§ **GOAL OF THE EXERCISE**: Apart from the pictures, every record here must be copied word for word.

§ **DATA SHOWN**:
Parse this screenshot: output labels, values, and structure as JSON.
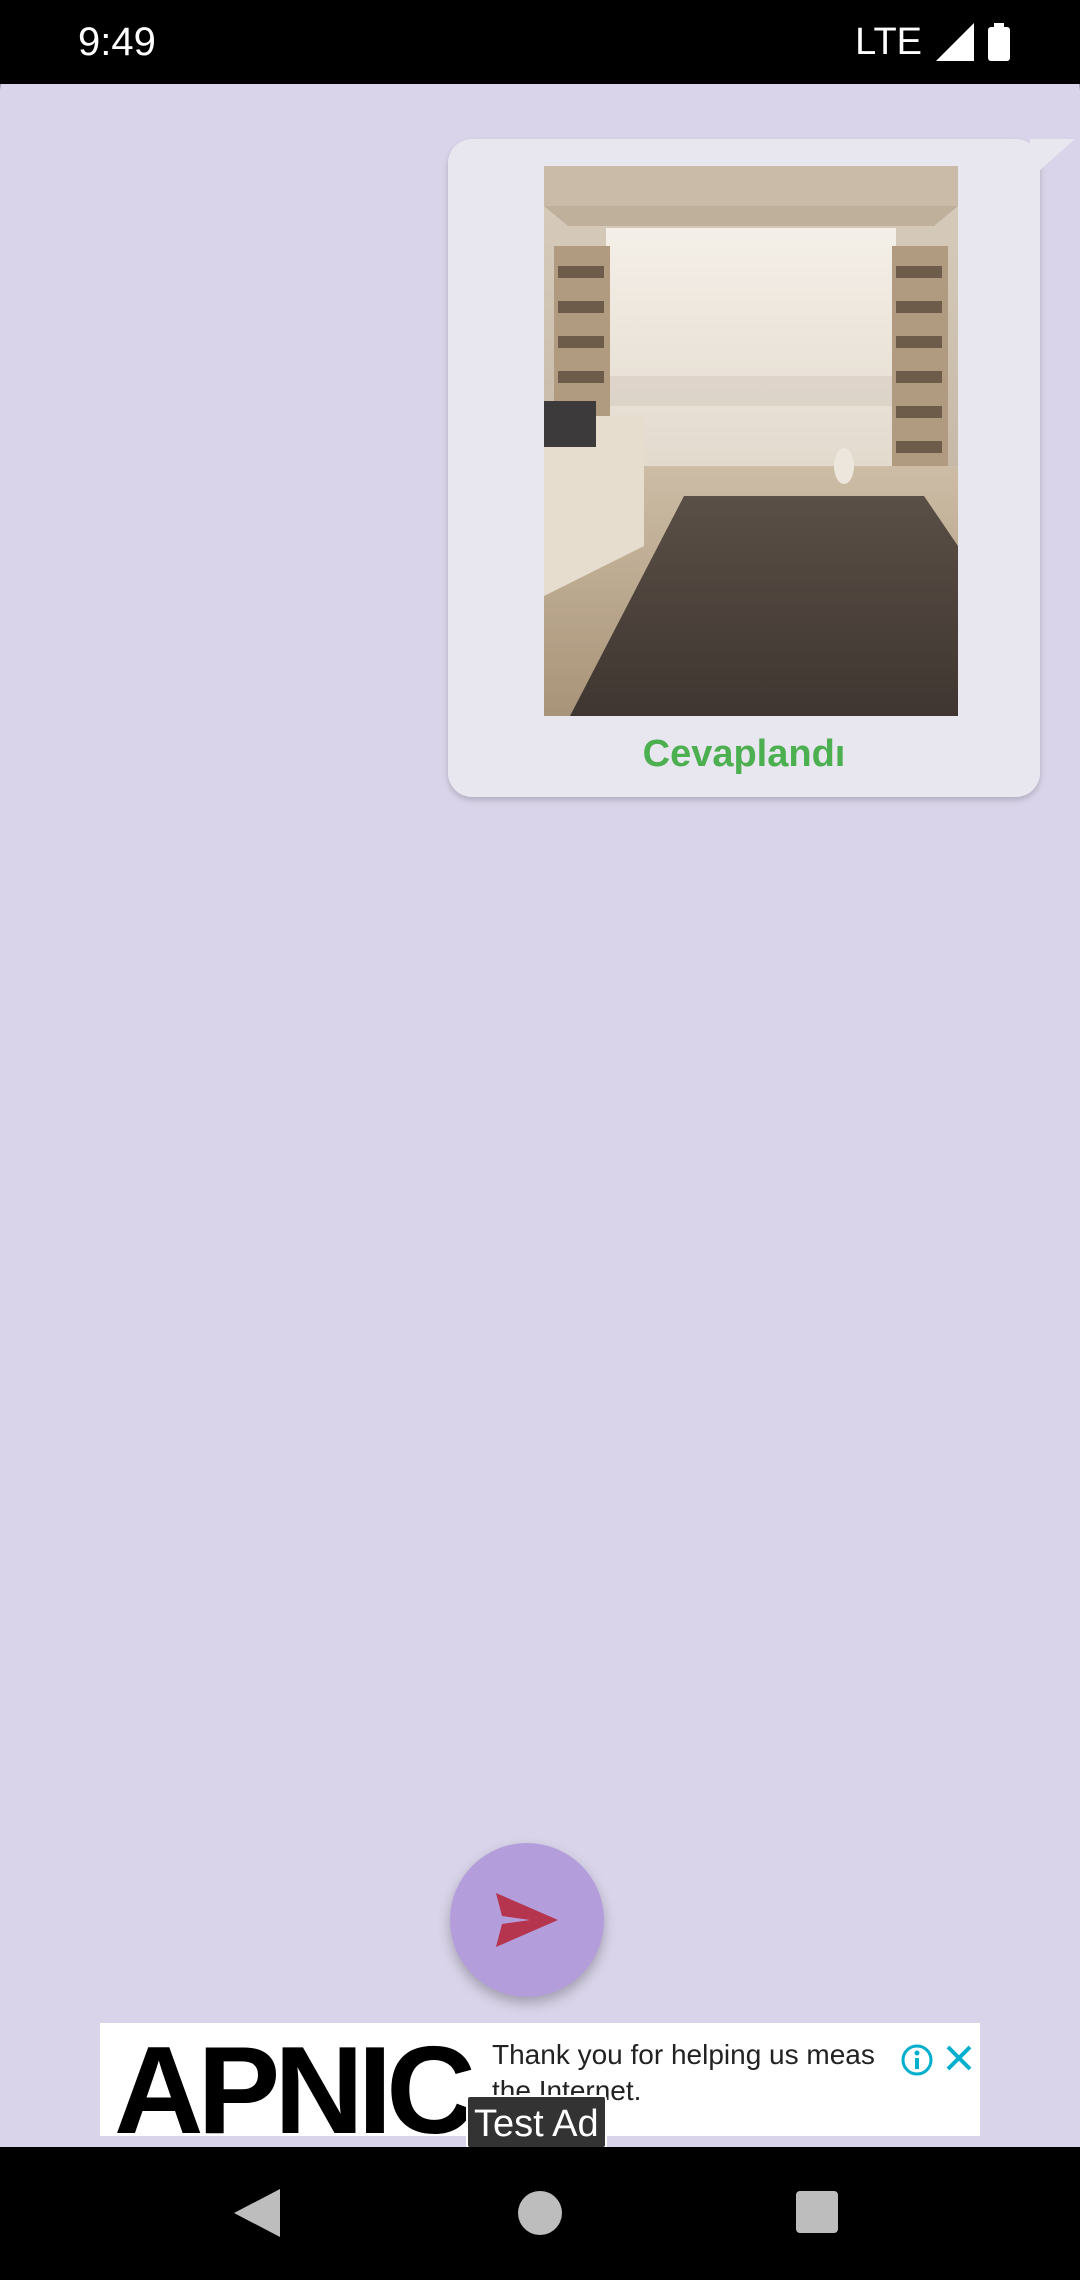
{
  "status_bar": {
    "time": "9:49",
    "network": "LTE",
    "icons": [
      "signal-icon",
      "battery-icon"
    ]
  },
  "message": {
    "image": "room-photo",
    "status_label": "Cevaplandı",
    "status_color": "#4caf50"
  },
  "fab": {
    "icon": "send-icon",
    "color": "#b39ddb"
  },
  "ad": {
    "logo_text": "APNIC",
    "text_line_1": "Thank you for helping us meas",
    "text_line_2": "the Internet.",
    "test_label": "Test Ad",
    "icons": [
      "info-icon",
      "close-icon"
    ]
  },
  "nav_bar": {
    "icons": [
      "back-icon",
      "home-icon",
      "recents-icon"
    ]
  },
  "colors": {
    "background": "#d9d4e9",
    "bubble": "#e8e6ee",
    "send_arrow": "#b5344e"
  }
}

§ **EXERCISE SOLUTION**:
Parse this screenshot: output labels, values, and structure as JSON.
{
  "status_bar": {
    "time": "9:49",
    "network": "LTE",
    "icons": [
      "signal-icon",
      "battery-icon"
    ]
  },
  "message": {
    "image": "room-photo",
    "status_label": "Cevaplandı",
    "status_color": "#4caf50"
  },
  "fab": {
    "icon": "send-icon",
    "color": "#b39ddb"
  },
  "ad": {
    "logo_text": "APNIC",
    "text_line_1": "Thank you for helping us meas",
    "text_line_2": "the Internet.",
    "test_label": "Test Ad",
    "icons": [
      "info-icon",
      "close-icon"
    ]
  },
  "nav_bar": {
    "icons": [
      "back-icon",
      "home-icon",
      "recents-icon"
    ]
  },
  "colors": {
    "background": "#d9d4e9",
    "bubble": "#e8e6ee",
    "send_arrow": "#b5344e"
  }
}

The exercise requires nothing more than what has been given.